Page 32 - President, when my honor as a soldier and integrity as a man have been so violently assailed, pardon me for saying that I can but regard this whole matter, from beginning to end, as an attempt to involve me in the resistance of law, for which you hesitated to assume the responsibility in orders, and thus to destroy my character before the country.
Page 17 - The present administration had no alternative but to accept the war initiated by South Carolina or the Southern Confederacy. The North will sustain the administration almost to a man; and it ought to be sustained at all hazards.
Page 10 - Union, resigned because the president refused to reinforce the Southern forts. Meanwhile Secretary of State Black, and Stanton, who was then only a private citizen, had been in deep and earnest consultation, and Black took Cass's place only on condition that Stanton be made his successor. The reason was soon clear. Black had changed his views, as he explained seven years after : he and Stanton had reached perfect accord on all questions, whether of law or policy. It is readily seen how this concord...
Page 7 - Pittsburg in 1847 and it was there in his early prime that I, as telegraph messenger boy, had the pleasure of seeing him frequently, proud to get his nod of recognition, as I sometimes stopped him on the street or entered his office to deliver a message. A vigorous, energetic and concentrated man, always intent upon the subject in hand, he had nothing of Lincoln's humor and ability to laugh; he was ever deeply serious. None stood higher than he in his profession, but it is in the realm of statesmanship...

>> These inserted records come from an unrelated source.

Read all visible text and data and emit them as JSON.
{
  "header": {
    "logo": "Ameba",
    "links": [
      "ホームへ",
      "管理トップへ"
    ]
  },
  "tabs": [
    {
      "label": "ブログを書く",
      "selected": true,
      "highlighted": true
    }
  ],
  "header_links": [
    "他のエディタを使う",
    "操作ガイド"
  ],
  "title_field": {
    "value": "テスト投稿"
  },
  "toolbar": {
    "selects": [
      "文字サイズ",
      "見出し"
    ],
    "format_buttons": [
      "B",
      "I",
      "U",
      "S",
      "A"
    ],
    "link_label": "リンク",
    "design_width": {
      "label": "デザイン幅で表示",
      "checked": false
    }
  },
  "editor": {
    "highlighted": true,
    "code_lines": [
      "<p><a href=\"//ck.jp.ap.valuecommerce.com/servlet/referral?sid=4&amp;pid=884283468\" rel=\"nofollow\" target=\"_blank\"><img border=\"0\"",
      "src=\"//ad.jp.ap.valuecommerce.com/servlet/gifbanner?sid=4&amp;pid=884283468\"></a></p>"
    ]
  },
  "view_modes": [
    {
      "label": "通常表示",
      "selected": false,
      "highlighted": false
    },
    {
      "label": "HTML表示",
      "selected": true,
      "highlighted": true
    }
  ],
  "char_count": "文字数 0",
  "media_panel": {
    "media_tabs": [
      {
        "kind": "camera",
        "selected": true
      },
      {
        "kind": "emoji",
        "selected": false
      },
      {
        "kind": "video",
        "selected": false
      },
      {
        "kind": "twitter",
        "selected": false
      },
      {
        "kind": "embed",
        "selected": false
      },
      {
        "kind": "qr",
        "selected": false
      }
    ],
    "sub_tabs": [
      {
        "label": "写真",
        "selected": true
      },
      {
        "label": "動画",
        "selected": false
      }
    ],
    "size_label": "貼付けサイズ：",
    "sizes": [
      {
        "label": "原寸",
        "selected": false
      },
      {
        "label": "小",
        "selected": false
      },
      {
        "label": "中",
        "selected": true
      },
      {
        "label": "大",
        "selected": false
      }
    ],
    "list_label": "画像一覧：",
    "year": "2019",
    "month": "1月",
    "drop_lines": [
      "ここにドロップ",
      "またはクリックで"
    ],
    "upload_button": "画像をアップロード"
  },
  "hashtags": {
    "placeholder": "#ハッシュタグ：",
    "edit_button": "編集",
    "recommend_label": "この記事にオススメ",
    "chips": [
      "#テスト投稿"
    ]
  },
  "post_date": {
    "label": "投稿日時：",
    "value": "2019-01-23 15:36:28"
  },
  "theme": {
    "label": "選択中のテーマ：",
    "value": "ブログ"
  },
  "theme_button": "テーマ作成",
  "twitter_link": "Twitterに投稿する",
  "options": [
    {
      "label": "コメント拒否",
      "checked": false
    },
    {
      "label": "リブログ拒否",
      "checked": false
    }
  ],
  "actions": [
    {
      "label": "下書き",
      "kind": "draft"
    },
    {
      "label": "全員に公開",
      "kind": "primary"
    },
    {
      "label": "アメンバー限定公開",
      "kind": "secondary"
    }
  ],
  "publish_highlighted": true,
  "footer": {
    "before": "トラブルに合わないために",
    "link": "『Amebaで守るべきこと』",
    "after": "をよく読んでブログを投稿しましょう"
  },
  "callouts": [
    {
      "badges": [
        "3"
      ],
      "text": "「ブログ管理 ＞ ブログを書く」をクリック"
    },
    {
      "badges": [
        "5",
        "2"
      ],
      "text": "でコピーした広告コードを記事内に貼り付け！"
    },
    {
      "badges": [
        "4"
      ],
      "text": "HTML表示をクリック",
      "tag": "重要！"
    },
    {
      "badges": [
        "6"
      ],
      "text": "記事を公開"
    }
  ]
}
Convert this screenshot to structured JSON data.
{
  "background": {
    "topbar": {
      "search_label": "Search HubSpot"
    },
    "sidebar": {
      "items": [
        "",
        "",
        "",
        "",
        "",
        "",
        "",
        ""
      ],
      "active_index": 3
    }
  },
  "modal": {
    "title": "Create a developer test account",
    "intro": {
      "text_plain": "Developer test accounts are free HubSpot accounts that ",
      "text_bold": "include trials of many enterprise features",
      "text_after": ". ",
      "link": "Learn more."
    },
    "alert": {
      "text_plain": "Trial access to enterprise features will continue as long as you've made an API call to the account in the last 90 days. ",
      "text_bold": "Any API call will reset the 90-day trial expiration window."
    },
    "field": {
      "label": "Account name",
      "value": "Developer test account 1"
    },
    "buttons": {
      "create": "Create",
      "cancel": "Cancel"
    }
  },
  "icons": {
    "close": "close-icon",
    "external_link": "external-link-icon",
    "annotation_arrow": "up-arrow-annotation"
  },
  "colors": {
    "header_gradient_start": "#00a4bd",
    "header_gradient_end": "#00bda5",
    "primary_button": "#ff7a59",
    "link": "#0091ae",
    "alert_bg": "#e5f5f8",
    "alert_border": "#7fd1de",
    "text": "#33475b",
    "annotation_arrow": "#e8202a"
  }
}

Page 12 - His loyalty to the Union cause was a passion. He could not open his lips on the subject without giving utterance to the strongest expressions. He never changed from first to last in his devotion to his country nor in the resolute manner in which he asserted and upheld his convictions." The decision of the Cabinet, upon which the sovereignty of the republic over all its ports depended, hung for several days in the balance. The President finally sided with the loyalists. Stanton first reclaimed Judge...
Page 32 - I accepted the off1ce of Secretary of War ad interim, and not for the purpose of enabling you to get rid of Mr. Stanton by my withholding it from him in opposition to law, or, not doing so myself, surrendering it to one who would, as the statement and assumptions in your communication plainly indicate was sought.
Page 9 - Nov. 2Oth, 1860, he gave the President his opinion that he could not constitutionally use military force for any purpose whatever within the limits of a state where there were no United States judges, marshals, or other civil officers, and there were none in South Carolina, the Federal officials having resigned. This led to prolonged negotiations between the agents of the Southern states and the President and his Cabinet, all tending to a peaceful dissolution of the Union. General Cass, Secretary...
Page 25 - Your work is most brilliant. A thousand •thanks. It is a great achievement." So my superior in government service at Washington and kindest friend of early days, Thomas A. Scott, lives in history as one who "did the state •some service.
Page 26 - I suppose you will place Thomas in command of the West." "No," he said, "Sherman (who had been little heard of) is the man for chief command. Thomas would be the first man to say so." Sherman did, indeed, prove that Grant knew his man. Great events soon followed, culminating in the surrender of the Confederates and the assassination of Lincoln in the hour of victory ; Stanton and Seward, like Lincoln, being also marked for death on the conspirators